The ridiculously cute floating ball can move autonomously or be controlled from JAXA’s ground control at Tsukuba, and relays images immediately back to Earth. This allows the ground support team to monitor jobs being carried out by the astronauts and provide feedback in real time. It also allows them to check for problems and generally cruise around like a friendly volleyball.
Russian group launches space mirror
A Soyuz rocket has launched from the Baikonur cosmodrome carrying a curious payload.
The primary payload was a Kanopus-V-IK satellite launched for Roskosmos, the Russian space agency, and the Russian Federal Service for Hydrometeorology and Environmental Monitoring, Roshydromet. The satellite will provide wide-angle images of the Earth and will be used to detect forest fires.

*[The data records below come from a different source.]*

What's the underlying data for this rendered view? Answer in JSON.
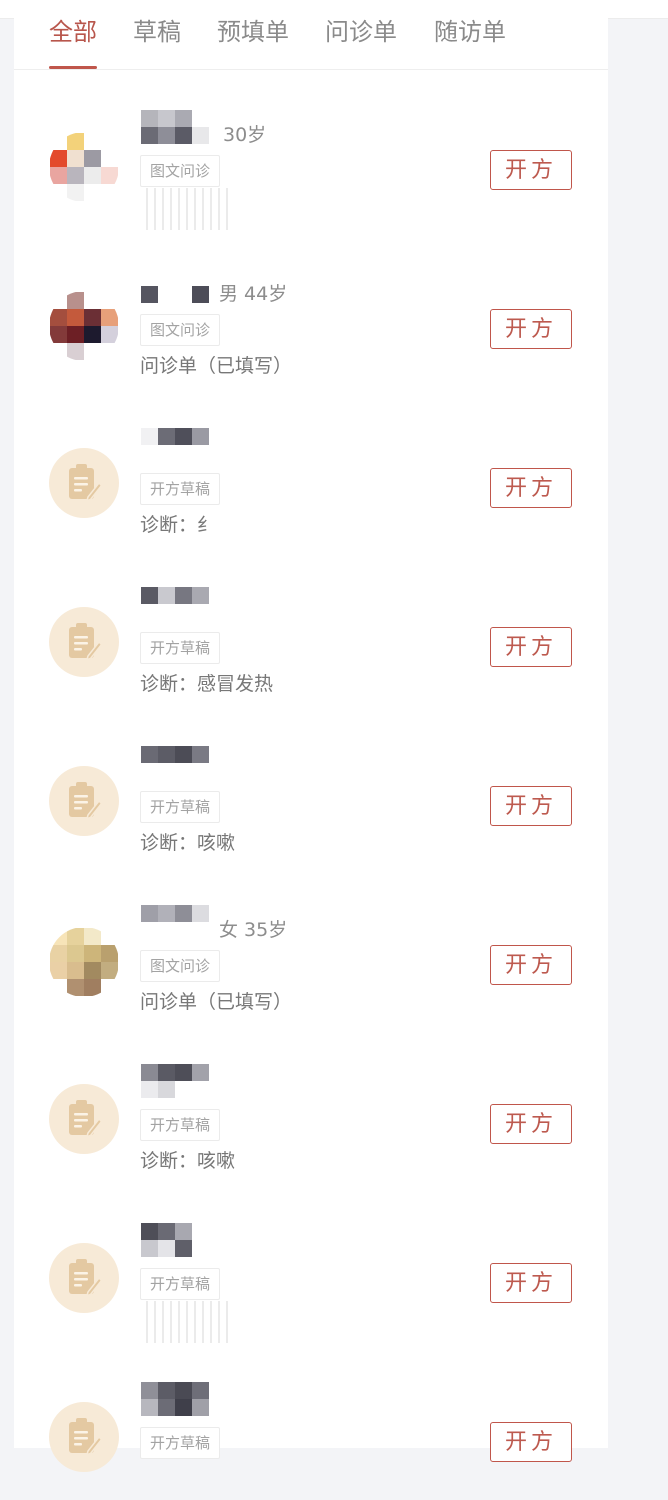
{
  "tabs": [
    {
      "label": "全部",
      "active": true
    },
    {
      "label": "草稿",
      "active": false
    },
    {
      "label": "预填单",
      "active": false
    },
    {
      "label": "问诊单",
      "active": false
    },
    {
      "label": "随访单",
      "active": false
    }
  ],
  "colors": {
    "accent": "#c0564b",
    "draft_avatar_bg": "#f7ead7",
    "draft_icon": "#e4c9a2"
  },
  "rows": [
    {
      "kind": "photo",
      "meta": "30岁",
      "tag": "图文问诊",
      "desc": "",
      "button": "开方"
    },
    {
      "kind": "photo",
      "meta": "男 44岁",
      "tag": "图文问诊",
      "desc": "问诊单（已填写）",
      "button": "开方"
    },
    {
      "kind": "draft",
      "meta": "",
      "tag": "开方草稿",
      "desc": "诊断：纟",
      "button": "开方",
      "icon": "clipboard-icon"
    },
    {
      "kind": "draft",
      "meta": "",
      "tag": "开方草稿",
      "desc": "诊断：感冒发热",
      "button": "开方",
      "icon": "clipboard-icon"
    },
    {
      "kind": "draft",
      "meta": "",
      "tag": "开方草稿",
      "desc": "诊断：咳嗽",
      "button": "开方",
      "icon": "clipboard-icon"
    },
    {
      "kind": "photo",
      "meta": "女 35岁",
      "tag": "图文问诊",
      "desc": "问诊单（已填写）",
      "button": "开方"
    },
    {
      "kind": "draft",
      "meta": "",
      "tag": "开方草稿",
      "desc": "诊断：咳嗽",
      "button": "开方",
      "icon": "clipboard-icon"
    },
    {
      "kind": "draft",
      "meta": "",
      "tag": "开方草稿",
      "desc": "",
      "button": "开方",
      "icon": "clipboard-icon"
    },
    {
      "kind": "draft",
      "meta": "",
      "tag": "开方草稿",
      "desc": "",
      "button": "开方",
      "icon": "clipboard-icon"
    }
  ]
}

Along for the ride were 72 small satellites including ones from Japan, Germany, Canada and the US. But the most intriguing payload is the Mayak cubesat built by Tvoii Sektor Kosmosa, a crowd-funded group of engineers associated with Moscow State University of Mechanical Engineering.
The Mayak satellite deployed a thin pyramid-shaped structure, each side measuring 4 square metres. The structure on Mayak, which means lighthouse, reflects the sun’s rays back to Earth and has become the second brightest object in the night sky after the Moon. The group behind the satellite have stated three objectives for the satellite – to demonstrate that it’s possible for a group of friends and like-minded people to launch a real satellite, to perform real-life tests of an aerodynamic braking system that can be used to de-orbit without a need for a booster, and to collect new data about atmospheric density at high altitudes. It will also be used as a reference point to measure the brightness of other obejcts in the sky.
Mayak will continue to orbit Earth for around a month before it re-enters the atmosphere. Until then, you can track its location online and via a dedicated app (only available in Russian).
Scrap dealer finds ex NASA computers
In what must rate as one of the best space-related barn finds recently, a scrap dealer has discovered a pair of computers used by NASA in the 1960’s. The computers were discovered in the basement of a deceased former engineer’s house and appear to have been moved sometime in the 1970’s.
The computers were originally located at the IBM Allegheny Center in Pittsburgh. When IBM were updating their systems in the late 1960’s and early 1970’s, the engineer asked whether he could have them, to which IBM agreed.
As well as the computers, the scrap dealer also found 325 magnetic data tapes. Given the potential significance of the find, the dealer contacted NASA and returned the tapes to NASA Goddard for analysis, however they were found them to be in poor condition and affected by mould. Some of the tapes were found to contain scientific data from the Pioneer and Helios missions, however many of the tapes were in such poor condition and poorly labelled that it is not known if there was any data encoded.
NASA have stated they don’t want the computers returned.
Neil Armstrong’s lunar bag goes for an astronomical amount
Recently we told you about the auction of a lunar sample bag used during Apollo 11 by Neil Armstrong. Accidentally released into the public by NASA and the subject of a subsequent protracted legal battle, the current owner had put the bag and its priceless contents of lunar dust up for auction with famed auction house Sotheby’s.
The results are in, and the bag sold for US$1.8 million (AUS$2.2 million). The identity of the new owner hasn’t been revealed.
Int-Ball images courtesy of JAXA/NASA
Images of computers courtesy of NASA